Chemical structure


Synonyms and Related Terms

2',3,4,5,7-pentahydroxyflavone; Natural Yellow 8; Natural Yellow 11; CI 75660; morina (Esp., Port.); morin hydrate; moric acid


  • Combustible.
  • Contact may cause irritation.
  • Fisher Scientific: MSDS

Physical and Chemical Properties

Soluble in ethanol, alkalis, acetic acid.

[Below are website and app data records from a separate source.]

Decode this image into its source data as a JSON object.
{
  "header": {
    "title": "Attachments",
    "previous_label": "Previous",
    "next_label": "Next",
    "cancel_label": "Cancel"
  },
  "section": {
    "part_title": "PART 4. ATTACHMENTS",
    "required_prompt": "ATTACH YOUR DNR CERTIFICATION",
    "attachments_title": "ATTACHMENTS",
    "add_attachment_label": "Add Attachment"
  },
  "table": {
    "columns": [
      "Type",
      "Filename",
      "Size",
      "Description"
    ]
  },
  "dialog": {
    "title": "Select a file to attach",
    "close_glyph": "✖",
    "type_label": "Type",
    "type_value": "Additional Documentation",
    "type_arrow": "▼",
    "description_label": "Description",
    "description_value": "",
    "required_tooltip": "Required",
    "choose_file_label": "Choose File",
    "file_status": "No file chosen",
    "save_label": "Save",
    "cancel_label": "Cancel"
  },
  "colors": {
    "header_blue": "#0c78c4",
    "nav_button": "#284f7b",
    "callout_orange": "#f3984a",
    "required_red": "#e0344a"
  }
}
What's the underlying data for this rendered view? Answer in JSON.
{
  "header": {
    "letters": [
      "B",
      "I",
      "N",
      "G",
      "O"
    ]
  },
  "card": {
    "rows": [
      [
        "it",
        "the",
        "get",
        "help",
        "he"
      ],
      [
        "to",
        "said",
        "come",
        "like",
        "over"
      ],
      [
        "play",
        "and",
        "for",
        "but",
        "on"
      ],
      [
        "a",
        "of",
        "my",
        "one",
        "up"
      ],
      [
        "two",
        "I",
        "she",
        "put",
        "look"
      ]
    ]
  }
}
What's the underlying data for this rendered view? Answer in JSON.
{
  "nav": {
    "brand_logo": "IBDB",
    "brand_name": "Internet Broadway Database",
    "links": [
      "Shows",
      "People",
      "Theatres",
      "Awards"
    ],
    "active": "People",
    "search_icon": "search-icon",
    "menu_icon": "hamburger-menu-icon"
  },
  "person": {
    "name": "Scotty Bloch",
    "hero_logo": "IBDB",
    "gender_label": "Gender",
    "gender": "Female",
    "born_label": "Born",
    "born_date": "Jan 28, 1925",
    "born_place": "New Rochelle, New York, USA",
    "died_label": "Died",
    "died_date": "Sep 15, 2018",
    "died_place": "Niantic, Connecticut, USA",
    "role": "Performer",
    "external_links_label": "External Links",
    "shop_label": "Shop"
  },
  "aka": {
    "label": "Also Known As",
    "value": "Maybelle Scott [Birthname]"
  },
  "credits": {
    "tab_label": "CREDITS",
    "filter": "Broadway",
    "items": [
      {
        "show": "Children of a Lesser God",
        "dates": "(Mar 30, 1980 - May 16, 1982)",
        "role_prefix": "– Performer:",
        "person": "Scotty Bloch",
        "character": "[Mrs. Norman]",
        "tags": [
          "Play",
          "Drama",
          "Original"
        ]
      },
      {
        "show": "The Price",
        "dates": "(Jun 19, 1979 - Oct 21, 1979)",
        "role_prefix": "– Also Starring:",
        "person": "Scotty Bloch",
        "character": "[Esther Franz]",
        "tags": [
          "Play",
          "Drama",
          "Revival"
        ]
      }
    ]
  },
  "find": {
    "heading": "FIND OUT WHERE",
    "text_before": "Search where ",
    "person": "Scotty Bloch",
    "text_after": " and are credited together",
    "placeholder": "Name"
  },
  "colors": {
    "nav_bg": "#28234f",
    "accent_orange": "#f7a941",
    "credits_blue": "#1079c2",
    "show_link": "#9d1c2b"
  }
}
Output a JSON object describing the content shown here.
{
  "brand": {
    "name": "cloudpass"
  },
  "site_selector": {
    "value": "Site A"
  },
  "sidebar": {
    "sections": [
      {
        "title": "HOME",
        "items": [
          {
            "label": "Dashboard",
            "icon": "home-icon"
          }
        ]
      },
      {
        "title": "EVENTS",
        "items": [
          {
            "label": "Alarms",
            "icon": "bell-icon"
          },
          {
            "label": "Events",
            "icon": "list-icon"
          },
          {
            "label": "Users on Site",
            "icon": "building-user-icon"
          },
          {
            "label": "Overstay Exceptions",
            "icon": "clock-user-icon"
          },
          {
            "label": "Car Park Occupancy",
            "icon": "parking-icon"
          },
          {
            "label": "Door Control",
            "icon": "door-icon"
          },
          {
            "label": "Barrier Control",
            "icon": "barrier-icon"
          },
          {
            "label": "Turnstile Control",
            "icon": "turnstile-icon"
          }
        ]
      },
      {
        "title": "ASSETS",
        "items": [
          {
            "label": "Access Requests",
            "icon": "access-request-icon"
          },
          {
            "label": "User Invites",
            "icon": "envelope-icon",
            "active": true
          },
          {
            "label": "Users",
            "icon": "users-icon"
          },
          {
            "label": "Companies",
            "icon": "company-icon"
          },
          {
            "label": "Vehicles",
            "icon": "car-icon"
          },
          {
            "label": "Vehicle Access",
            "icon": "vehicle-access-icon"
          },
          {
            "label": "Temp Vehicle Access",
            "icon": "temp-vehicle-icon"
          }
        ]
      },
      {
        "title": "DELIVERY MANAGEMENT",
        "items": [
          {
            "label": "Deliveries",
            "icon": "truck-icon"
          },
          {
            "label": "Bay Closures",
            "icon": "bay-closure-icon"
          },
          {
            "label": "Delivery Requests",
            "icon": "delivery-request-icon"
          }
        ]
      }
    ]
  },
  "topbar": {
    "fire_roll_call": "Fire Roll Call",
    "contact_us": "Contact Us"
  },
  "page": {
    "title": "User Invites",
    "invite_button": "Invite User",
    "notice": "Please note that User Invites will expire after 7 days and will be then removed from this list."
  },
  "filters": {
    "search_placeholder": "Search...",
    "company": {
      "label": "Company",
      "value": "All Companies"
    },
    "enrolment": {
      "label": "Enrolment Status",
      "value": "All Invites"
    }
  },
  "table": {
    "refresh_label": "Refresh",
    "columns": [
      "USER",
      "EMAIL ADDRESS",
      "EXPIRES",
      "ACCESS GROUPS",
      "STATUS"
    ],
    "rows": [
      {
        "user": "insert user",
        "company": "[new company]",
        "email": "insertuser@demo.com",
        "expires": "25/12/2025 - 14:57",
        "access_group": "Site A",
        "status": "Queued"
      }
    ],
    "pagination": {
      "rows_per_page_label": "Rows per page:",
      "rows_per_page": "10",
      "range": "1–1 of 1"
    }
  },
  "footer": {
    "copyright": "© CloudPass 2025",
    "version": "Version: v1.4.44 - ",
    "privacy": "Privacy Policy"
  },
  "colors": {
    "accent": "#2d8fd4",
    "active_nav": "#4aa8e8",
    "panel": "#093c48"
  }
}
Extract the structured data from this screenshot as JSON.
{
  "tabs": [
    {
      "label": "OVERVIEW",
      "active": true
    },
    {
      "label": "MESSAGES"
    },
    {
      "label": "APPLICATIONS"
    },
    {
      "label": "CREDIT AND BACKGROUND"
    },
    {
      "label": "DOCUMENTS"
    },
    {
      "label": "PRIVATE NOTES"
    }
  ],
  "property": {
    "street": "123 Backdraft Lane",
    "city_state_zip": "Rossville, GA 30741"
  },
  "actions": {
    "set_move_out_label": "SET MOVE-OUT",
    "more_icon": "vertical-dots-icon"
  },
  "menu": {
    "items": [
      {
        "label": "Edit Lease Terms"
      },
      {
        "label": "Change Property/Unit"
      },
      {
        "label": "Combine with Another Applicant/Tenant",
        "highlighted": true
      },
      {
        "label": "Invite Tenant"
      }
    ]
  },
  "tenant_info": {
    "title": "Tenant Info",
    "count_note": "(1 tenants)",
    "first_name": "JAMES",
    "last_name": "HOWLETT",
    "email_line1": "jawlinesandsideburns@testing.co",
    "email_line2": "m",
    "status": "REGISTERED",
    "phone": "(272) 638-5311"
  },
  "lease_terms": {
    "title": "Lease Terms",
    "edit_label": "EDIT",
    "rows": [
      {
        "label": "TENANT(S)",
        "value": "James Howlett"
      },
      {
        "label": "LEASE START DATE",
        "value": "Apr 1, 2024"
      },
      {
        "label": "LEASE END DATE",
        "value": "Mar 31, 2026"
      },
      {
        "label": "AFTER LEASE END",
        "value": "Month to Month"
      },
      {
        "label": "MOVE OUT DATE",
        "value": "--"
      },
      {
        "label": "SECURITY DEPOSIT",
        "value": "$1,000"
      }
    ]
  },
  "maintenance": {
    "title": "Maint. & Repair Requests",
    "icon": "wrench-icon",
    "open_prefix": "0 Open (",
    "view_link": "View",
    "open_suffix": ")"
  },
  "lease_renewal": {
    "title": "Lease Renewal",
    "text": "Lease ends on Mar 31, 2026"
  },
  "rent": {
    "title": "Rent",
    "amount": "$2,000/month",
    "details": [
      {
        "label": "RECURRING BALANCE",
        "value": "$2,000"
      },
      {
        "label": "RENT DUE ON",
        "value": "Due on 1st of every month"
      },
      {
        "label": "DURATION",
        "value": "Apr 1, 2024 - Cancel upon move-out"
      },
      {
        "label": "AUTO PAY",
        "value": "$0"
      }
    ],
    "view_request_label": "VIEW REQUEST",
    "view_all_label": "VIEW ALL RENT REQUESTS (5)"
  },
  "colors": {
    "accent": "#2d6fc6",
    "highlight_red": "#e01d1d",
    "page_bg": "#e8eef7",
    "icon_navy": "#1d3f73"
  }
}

Slightly soluble in water.

Soluble in sulfuric acid forming a solution with green fluorescence.

Composition C15H10O7-2H2O
CAS 480-16-0
Melting Point 285 C
Molecular Weight mol. wt. = 302.23

Resources and Citations

  • F. Crace-Calvert, Dyeing and Calico Printing, Palmer & Howe, London, 1876
  • Judith Hofenk-de Graaff, Natural Dyestuffs: Origin, Chemical Constitution, Identification, Central Research Laboratory for Objects of Art and Science, Amsterdam, 1969
  • Richard S. Lewis, Hawley's Condensed Chemical Dictionary, Van Nostrand Reinhold, New York, 10th ed., 1993
  • The Merck Index, Martha Windholz (ed.), Merck Research Labs, Rahway NJ, 10th edition, 1983 Comment: entry 6352